Exercise goal: Every line of the records below that holds the word "Norm" belongs in the answer.

────────────────────────────────────────

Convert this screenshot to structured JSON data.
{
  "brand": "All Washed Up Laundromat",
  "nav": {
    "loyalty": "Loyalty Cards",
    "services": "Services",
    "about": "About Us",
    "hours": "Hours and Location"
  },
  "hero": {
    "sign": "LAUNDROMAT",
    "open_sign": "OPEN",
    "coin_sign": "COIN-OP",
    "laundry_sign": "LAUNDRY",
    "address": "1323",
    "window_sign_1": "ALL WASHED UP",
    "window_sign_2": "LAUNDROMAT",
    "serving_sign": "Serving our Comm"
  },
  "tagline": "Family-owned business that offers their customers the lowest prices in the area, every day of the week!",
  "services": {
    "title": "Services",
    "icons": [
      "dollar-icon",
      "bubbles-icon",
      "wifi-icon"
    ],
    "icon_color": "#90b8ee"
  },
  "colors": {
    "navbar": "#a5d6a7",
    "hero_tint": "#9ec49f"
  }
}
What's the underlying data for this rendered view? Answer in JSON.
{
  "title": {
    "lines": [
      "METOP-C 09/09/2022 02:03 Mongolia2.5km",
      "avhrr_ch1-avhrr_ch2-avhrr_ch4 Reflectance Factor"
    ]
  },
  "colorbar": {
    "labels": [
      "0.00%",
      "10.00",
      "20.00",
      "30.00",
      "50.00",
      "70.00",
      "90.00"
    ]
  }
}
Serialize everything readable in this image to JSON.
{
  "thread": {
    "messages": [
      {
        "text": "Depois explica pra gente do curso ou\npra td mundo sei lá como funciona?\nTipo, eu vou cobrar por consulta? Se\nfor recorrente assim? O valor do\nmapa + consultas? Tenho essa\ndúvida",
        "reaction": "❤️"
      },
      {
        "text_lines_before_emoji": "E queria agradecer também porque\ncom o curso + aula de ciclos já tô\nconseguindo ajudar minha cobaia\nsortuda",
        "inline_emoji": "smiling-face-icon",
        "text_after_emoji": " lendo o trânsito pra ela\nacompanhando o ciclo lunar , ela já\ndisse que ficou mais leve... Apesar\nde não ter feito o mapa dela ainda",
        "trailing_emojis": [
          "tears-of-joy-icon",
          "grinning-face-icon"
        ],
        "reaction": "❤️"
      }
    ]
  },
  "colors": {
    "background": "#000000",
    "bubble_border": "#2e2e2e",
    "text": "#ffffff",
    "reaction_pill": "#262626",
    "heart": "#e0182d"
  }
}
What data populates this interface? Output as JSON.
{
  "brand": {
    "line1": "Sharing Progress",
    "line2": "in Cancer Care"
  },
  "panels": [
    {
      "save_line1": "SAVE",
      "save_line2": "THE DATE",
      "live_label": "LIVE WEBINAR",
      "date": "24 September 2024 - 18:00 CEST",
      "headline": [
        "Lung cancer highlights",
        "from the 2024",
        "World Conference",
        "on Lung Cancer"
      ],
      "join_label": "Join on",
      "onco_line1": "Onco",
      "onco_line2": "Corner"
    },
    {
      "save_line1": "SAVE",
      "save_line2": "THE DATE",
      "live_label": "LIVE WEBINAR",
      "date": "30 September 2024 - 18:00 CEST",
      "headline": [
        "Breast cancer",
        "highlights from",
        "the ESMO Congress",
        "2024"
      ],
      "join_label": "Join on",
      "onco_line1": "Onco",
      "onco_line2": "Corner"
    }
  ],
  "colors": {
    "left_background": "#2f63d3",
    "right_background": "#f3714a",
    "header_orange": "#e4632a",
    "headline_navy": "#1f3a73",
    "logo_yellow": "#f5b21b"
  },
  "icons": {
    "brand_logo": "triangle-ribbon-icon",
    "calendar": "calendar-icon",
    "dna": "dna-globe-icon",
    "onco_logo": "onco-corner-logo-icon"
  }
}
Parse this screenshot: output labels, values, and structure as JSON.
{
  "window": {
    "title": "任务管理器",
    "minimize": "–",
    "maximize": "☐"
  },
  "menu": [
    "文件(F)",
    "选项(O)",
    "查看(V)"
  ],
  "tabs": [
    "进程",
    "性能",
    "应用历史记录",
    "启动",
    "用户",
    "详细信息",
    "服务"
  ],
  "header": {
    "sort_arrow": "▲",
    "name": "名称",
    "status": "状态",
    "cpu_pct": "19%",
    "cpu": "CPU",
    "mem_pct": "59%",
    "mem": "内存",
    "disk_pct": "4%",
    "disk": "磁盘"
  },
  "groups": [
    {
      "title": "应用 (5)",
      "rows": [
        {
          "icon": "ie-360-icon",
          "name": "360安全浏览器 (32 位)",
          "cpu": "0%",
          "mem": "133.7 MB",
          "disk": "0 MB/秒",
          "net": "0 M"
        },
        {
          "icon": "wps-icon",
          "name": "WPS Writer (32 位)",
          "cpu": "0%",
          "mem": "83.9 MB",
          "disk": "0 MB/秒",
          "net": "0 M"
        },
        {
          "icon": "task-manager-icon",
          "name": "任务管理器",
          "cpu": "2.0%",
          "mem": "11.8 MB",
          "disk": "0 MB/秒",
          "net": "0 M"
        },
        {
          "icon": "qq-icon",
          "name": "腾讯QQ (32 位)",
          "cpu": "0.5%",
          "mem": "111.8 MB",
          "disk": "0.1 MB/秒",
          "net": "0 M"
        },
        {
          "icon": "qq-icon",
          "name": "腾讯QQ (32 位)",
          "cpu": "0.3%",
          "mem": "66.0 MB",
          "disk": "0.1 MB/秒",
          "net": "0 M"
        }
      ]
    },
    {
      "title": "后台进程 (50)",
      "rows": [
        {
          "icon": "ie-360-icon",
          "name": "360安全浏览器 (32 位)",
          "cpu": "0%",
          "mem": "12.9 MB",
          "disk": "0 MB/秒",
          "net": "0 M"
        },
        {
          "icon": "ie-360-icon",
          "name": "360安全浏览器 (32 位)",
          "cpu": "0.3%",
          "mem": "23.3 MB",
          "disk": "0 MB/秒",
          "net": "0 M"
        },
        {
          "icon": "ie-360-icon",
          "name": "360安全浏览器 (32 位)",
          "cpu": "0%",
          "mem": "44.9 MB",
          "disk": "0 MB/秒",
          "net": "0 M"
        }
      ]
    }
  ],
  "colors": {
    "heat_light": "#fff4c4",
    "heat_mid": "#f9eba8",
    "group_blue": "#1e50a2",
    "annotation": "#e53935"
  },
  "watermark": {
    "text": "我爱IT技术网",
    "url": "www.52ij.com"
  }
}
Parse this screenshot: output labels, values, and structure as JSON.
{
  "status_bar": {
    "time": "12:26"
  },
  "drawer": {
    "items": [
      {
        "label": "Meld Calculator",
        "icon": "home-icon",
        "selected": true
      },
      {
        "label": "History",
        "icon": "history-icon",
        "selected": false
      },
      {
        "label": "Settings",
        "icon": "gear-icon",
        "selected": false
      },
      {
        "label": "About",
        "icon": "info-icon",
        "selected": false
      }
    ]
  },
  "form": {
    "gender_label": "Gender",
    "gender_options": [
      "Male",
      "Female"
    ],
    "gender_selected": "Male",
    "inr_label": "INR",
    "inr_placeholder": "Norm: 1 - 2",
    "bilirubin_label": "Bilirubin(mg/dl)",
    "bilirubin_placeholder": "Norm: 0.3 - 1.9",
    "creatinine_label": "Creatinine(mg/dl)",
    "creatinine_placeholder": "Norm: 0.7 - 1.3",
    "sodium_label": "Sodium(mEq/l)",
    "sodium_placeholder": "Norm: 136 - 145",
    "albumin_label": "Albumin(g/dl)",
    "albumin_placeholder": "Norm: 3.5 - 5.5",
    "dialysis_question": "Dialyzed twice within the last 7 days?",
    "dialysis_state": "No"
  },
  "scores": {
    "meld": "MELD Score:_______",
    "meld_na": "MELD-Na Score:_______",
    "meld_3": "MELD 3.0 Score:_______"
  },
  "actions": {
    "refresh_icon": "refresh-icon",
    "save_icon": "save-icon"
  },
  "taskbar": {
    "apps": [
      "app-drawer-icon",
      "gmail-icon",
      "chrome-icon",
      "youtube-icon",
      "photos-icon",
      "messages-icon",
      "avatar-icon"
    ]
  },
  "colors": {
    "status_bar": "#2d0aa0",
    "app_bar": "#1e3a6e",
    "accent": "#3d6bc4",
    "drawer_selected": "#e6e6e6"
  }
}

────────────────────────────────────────

Answer to this task:
    "inr_placeholder": "Norm: 1 - 2",
    "bilirubin_placeholder": "Norm: 0.3 - 1.9",
    "creatinine_placeholder": "Norm: 0.7 - 1.3",
    "sodium_placeholder": "Norm: 136 - 145",
    "albumin_placeholder": "Norm: 3.5 - 5.5",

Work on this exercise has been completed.